For the thousand and first time, we shall briefly repeat what this difference is, for the benefit of the Milyukovs who “don’t understand”.
The liberals are defending a number of feudal-absolutist privileges (an upper chamber, etc.). The democrats are waging an uncompromising struggle against all privileges.
The liberals are for agreement with the forces of the old in social life: the democrats’ tactics are to eliminate these forces.
The liberals are afraid of the independent activity of the masses, they do not trust it, they reject it; the democrats sympathise with it, believe in it, support and encourage it.
That is enough for the moment.
Does Mr. Milyukov really “not understand” this difference, which is familiar even from textbooks of history?
Does he really “not understand” that the very programme of the Cadets is a programme of the liberal-monarchist bourgeoisie, not of the democrats, and that only liberals (and bad ones at that) could have voted for the budget in the Third Duma, could have declared themselves a loyal opposition, etc.?
Mr. Milyukov understands this perfectly well, and he is trying to fool people with his talk, pretending that he has forgotten the ABC of the difference between liberalism and democracy.

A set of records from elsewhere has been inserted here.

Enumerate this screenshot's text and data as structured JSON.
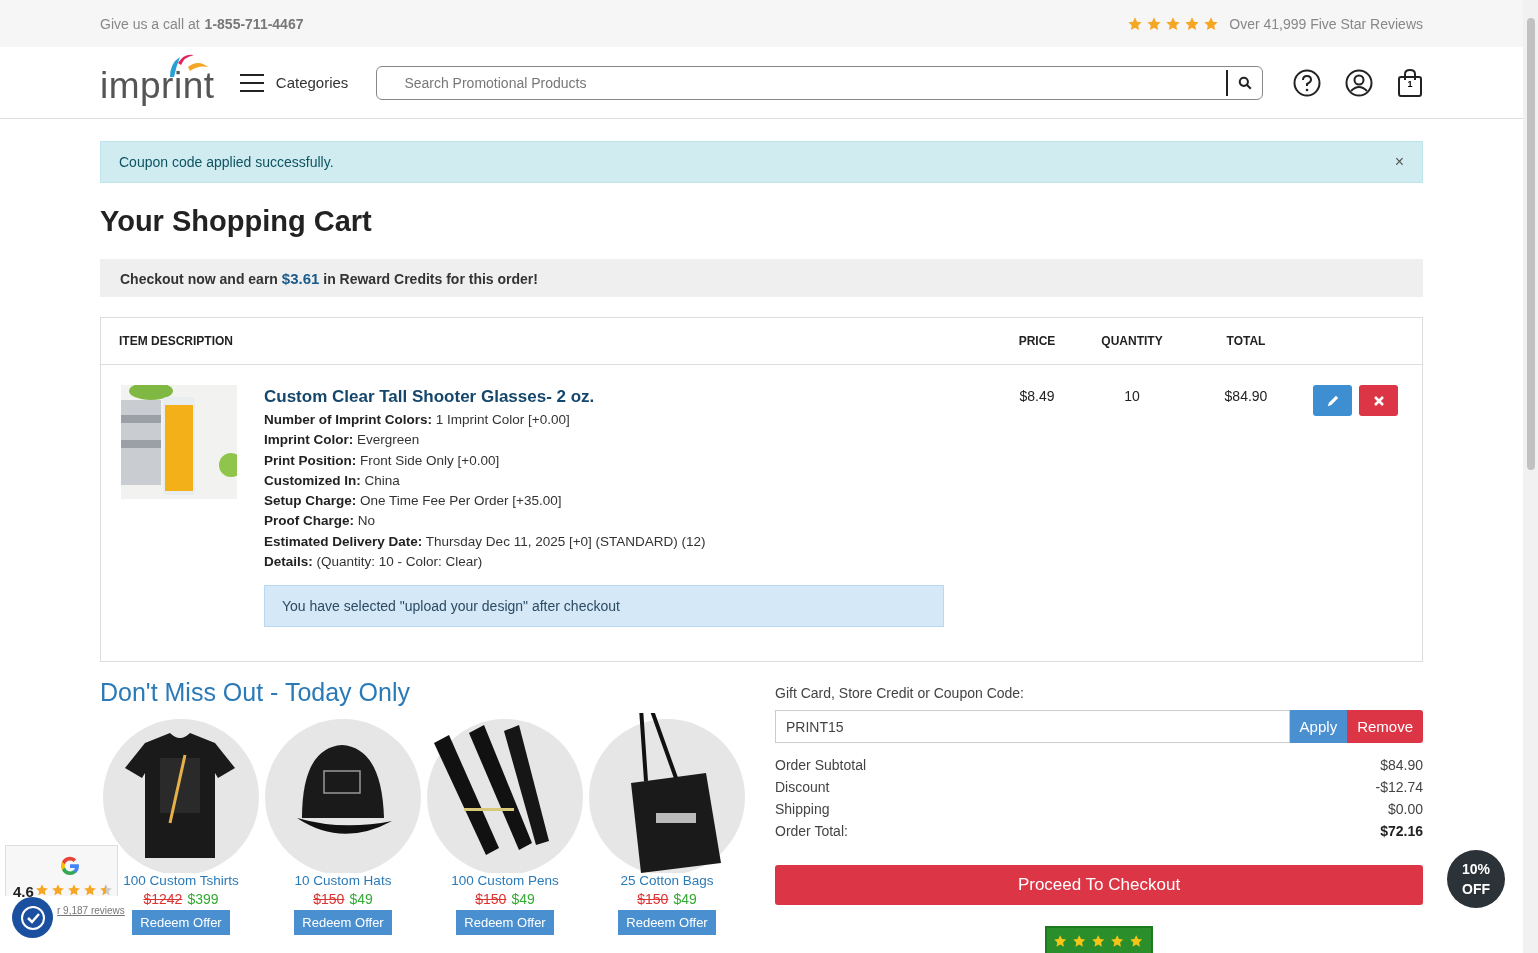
{
  "top_bar": {
    "call_label": "Give us a call at",
    "phone": "1-855-711-4467",
    "stars": 5,
    "reviews": "Over 41,999 Five Star Reviews"
  },
  "header": {
    "logo": "imprint",
    "categories": "Categories",
    "search_placeholder": "Search Promotional Products",
    "cart_count": "1"
  },
  "alert": {
    "message": "Coupon code applied successfully.",
    "close": "×"
  },
  "title": "Your Shopping Cart",
  "reward": "Checkout now and earn **$3.61** in Reward Credits for this order!",
  "table": {
    "columns": [
      "ITEM DESCRIPTION",
      "PRICE",
      "QUANTITY",
      "TOTAL"
    ],
    "rows": [
      {
        "name": "Custom Clear Tall Shooter Glasses- 2 oz.",
        "details": [
          {
            "label": "Number of Imprint Colors:",
            "value": "1 Imprint Color [+0.00]"
          },
          {
            "label": "Imprint Color:",
            "value": "Evergreen"
          },
          {
            "label": "Print Position:",
            "value": "Front Side Only [+0.00]"
          },
          {
            "label": "Customized In:",
            "value": "China"
          },
          {
            "label": "Setup Charge:",
            "value": "One Time Fee Per Order [+35.00]"
          },
          {
            "label": "Proof Charge:",
            "value": "No"
          },
          {
            "label": "Estimated Delivery Date:",
            "value": "Thursday Dec 11, 2025 [+0] (STANDARD) (12)"
          },
          {
            "label": "Details:",
            "value": "(Quantity: 10 - Color: Clear)"
          }
        ],
        "note": "You have selected \"upload your design\" after checkout",
        "price": "$8.49",
        "quantity": "10",
        "total": "$84.90"
      }
    ]
  },
  "promo": {
    "title": "Don't Miss Out - Today Only",
    "items": [
      {
        "kind": "tshirt",
        "name": "100 Custom Tshirts",
        "old_price": "$1242",
        "price": "$399",
        "button": "Redeem Offer"
      },
      {
        "kind": "hat",
        "name": "10 Custom Hats",
        "old_price": "$150",
        "price": "$49",
        "button": "Redeem Offer"
      },
      {
        "kind": "pens",
        "name": "100 Custom Pens",
        "old_price": "$150",
        "price": "$49",
        "button": "Redeem Offer"
      },
      {
        "kind": "bag",
        "name": "25 Cotton Bags",
        "old_price": "$150",
        "price": "$49",
        "button": "Redeem Offer"
      }
    ]
  },
  "coupon": {
    "label": "Gift Card, Store Credit or Coupon Code:",
    "value": "PRINT15",
    "apply": "Apply",
    "remove": "Remove"
  },
  "summary": [
    {
      "label": "Order Subtotal",
      "value": "$84.90",
      "bold": false
    },
    {
      "label": "Discount",
      "value": "-$12.74",
      "bold": false
    },
    {
      "label": "Shipping",
      "value": "$0.00",
      "bold": false
    },
    {
      "label": "Order Total:",
      "value": "$72.16",
      "bold": true
    }
  ],
  "checkout": "Proceed To Checkout",
  "google_widget": {
    "rating": "4.6",
    "stars": 4.5,
    "reviews": "r 9,187 reviews"
  },
  "discount_badge": {
    "line1": "10%",
    "line2": "OFF"
  }
}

To register in print this pitiful dodging of the Cadets, we shall remark to Mr. Milyukov that in all the official Social-Democratic press (except, of course, that of the liquidators, whom we will gladly give up to Mr. Milyukov), in all the resolutions of the guiding Social-Democratic bodies, and in the whole policy of the Social-Democrats in the Third Duma, we always and invariably meet, in thousands of forms, with the defence of the old tactics which Mr. Milyukov says the Social-Democrats have abandoned.

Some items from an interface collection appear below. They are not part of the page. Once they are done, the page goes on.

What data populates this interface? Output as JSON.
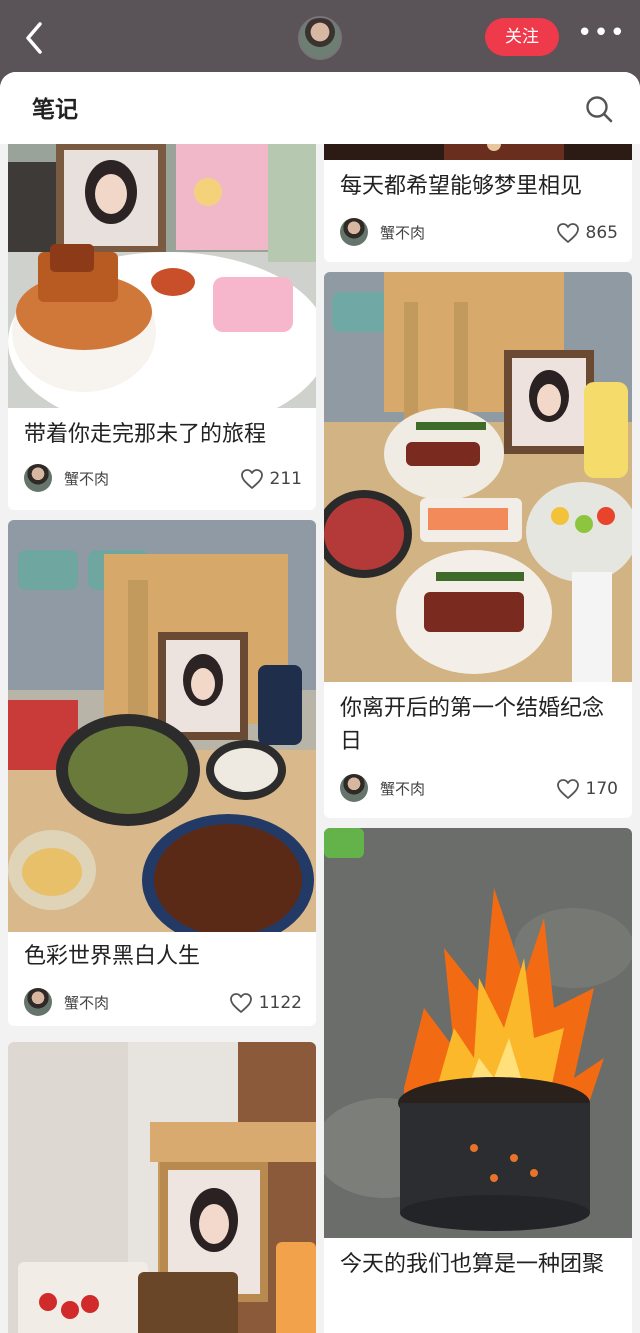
{
  "header": {
    "follow_label": "关注",
    "more_label": "•••"
  },
  "sheet": {
    "title": "笔记"
  },
  "colors": {
    "accent": "#ef3a4c",
    "topbar": "#5a5358",
    "sheet_bg": "#f2f2f2"
  },
  "notes": [
    {
      "title": "带着你走完那未了的旅程",
      "author": "蟹不肉",
      "likes": "211"
    },
    {
      "title": "色彩世界黑白人生",
      "author": "蟹不肉",
      "likes": "1122"
    },
    {
      "title": "",
      "author": "",
      "likes": ""
    },
    {
      "title": "每天都希望能够梦里相见",
      "author": "蟹不肉",
      "likes": "865"
    },
    {
      "title": "你离开后的第一个结婚纪念日",
      "author": "蟹不肉",
      "likes": "170"
    },
    {
      "title": "今天的我们也算是一种团聚",
      "author": "",
      "likes": ""
    }
  ],
  "icons": {
    "back": "chevron-left-icon",
    "search": "search-icon",
    "like": "heart-outline-icon"
  }
}
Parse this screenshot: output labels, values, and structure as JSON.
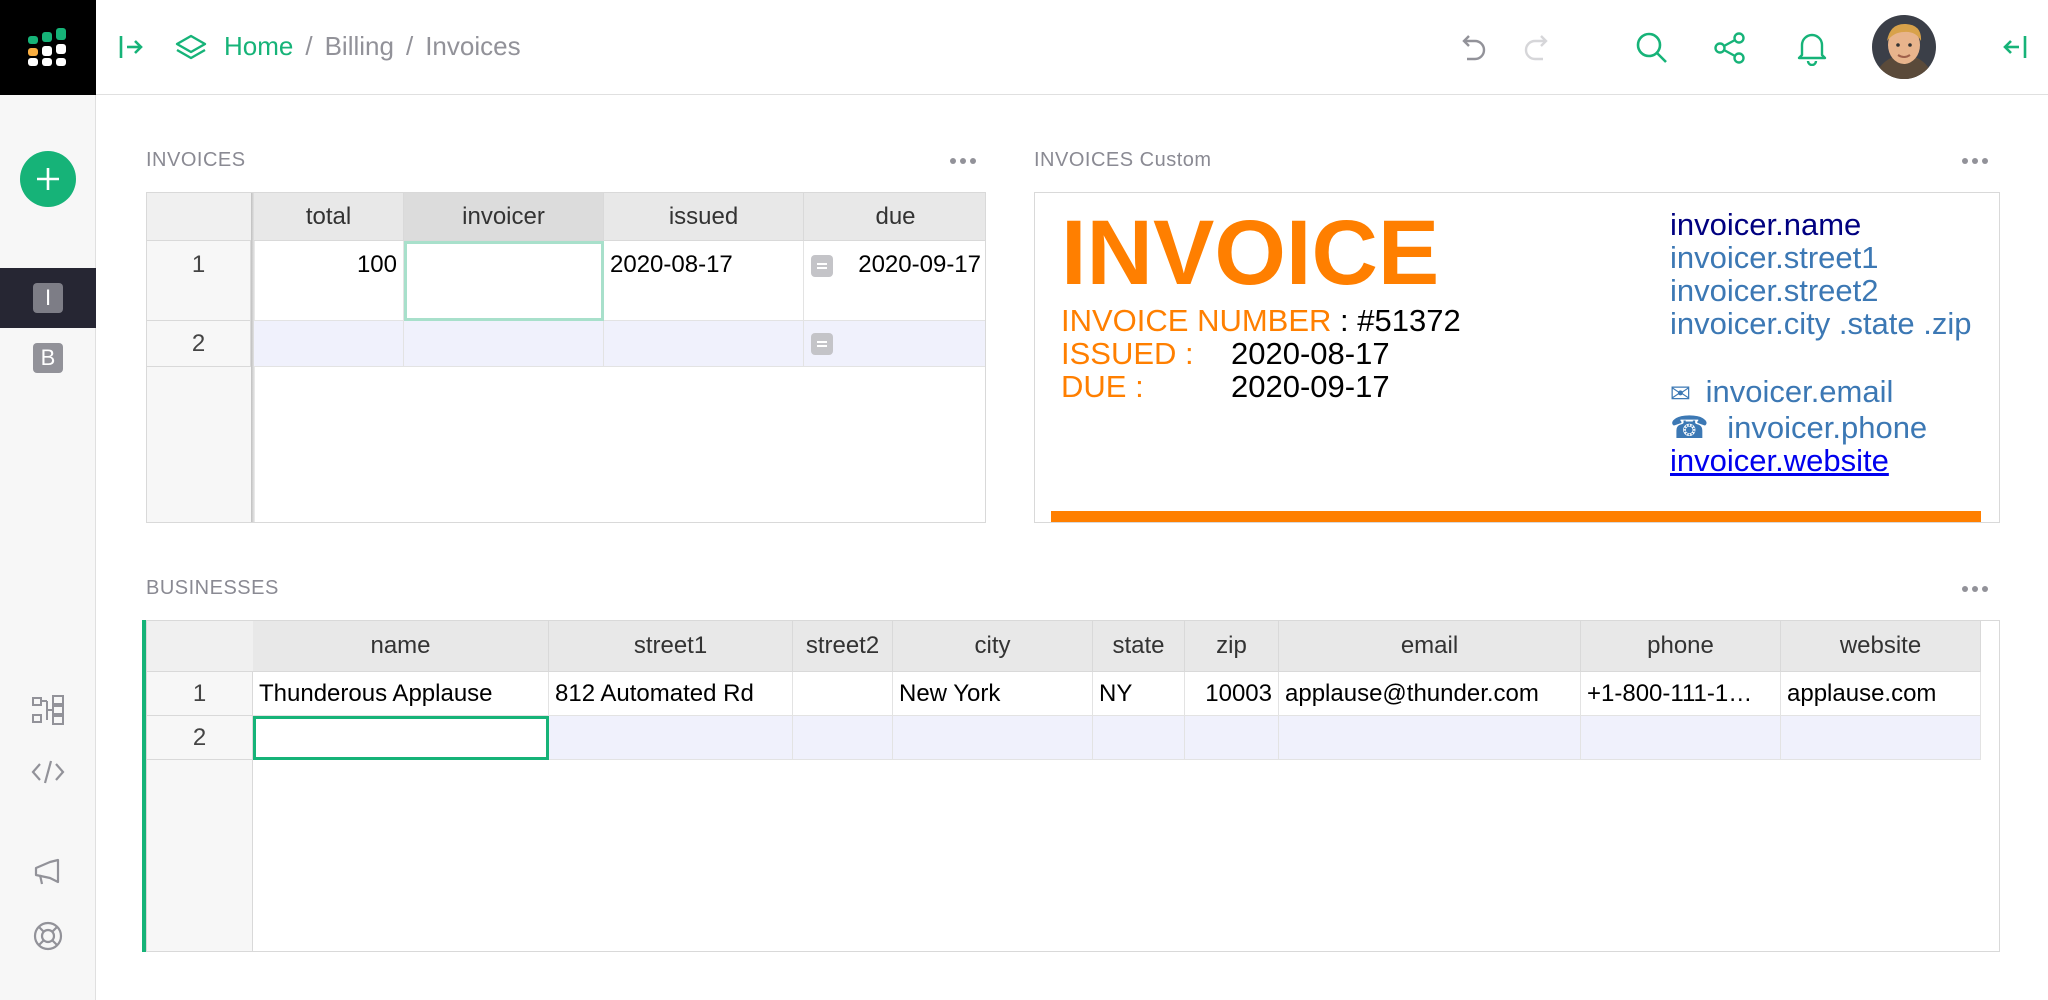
{
  "breadcrumb": {
    "home": "Home",
    "sep1": "/",
    "billing": "Billing",
    "sep2": "/",
    "invoices": "Invoices"
  },
  "pages": [
    {
      "letter": "I",
      "active": true
    },
    {
      "letter": "B",
      "active": false
    }
  ],
  "invoices_table": {
    "title": "INVOICES",
    "columns": [
      "total",
      "invoicer",
      "issued",
      "due"
    ],
    "rows": [
      {
        "num": "1",
        "total": "100",
        "invoicer": "",
        "issued": "2020-08-17",
        "due": "2020-09-17"
      },
      {
        "num": "2"
      }
    ]
  },
  "invoice_custom": {
    "title": "INVOICES Custom",
    "heading": "INVOICE",
    "number_label": "INVOICE NUMBER",
    "number_value": ": #51372",
    "issued_label": "ISSUED :",
    "issued_value": "2020-08-17",
    "due_label": "DUE :",
    "due_value": "2020-09-17",
    "invoicer_name": "invoicer.name",
    "invoicer_street1": "invoicer.street1",
    "invoicer_street2": "invoicer.street2",
    "invoicer_city": "invoicer.city .state .zip",
    "email_icon": "✉",
    "invoicer_email": "invoicer.email",
    "phone_icon": "☎",
    "invoicer_phone": "invoicer.phone",
    "invoicer_website": "invoicer.website"
  },
  "businesses_table": {
    "title": "BUSINESSES",
    "columns": [
      "name",
      "street1",
      "street2",
      "city",
      "state",
      "zip",
      "email",
      "phone",
      "website"
    ],
    "rows": [
      {
        "num": "1",
        "name": "Thunderous Applause",
        "street1": "812 Automated Rd",
        "street2": "",
        "city": "New York",
        "state": "NY",
        "zip": "10003",
        "email": "applause@thunder.com",
        "phone": "+1-800-111-1…",
        "website": "applause.com"
      },
      {
        "num": "2"
      }
    ]
  },
  "colors": {
    "accent": "#16b378",
    "invoice_orange": "#ff7f00",
    "dark": "#262633"
  }
}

It is an indisputable historical fact, esteemed learned historian!
We must register in print how low the Cadets must have fallen if they try to deceive the public on questions which are so elementary and have been made perfectly clear by the history of the political parties in Russia.
In conclusion, a little question to Mr. Milyukov—to sum up and recapitulate what we have said: when you Cadet gentlemen agreed to bar Voiloshnikov from five sessions, were you acting as liberals or as democrats?
 This refers to the following fact:
A. A. Voiloshnikov, a member of the Social-Democratic group in the Third Duma, speaking on December 2 (15), 1911, at the Thirty-Fifth Sitting of the Duma in the debate on tile Bill to amend the Rules on Military Service, described the tsarist army as a police force and called for the standing army to be replaced by the arming of the whole people. On account of this speech the Chair man of the Duma moved that Voiloshnikov be excluded from the next five sittings. Following Voiloshnikov’s second speech at the same sitting the period of exclusion was increased to fifteen sittings. The Cadets voted for the original motion of the Chairman.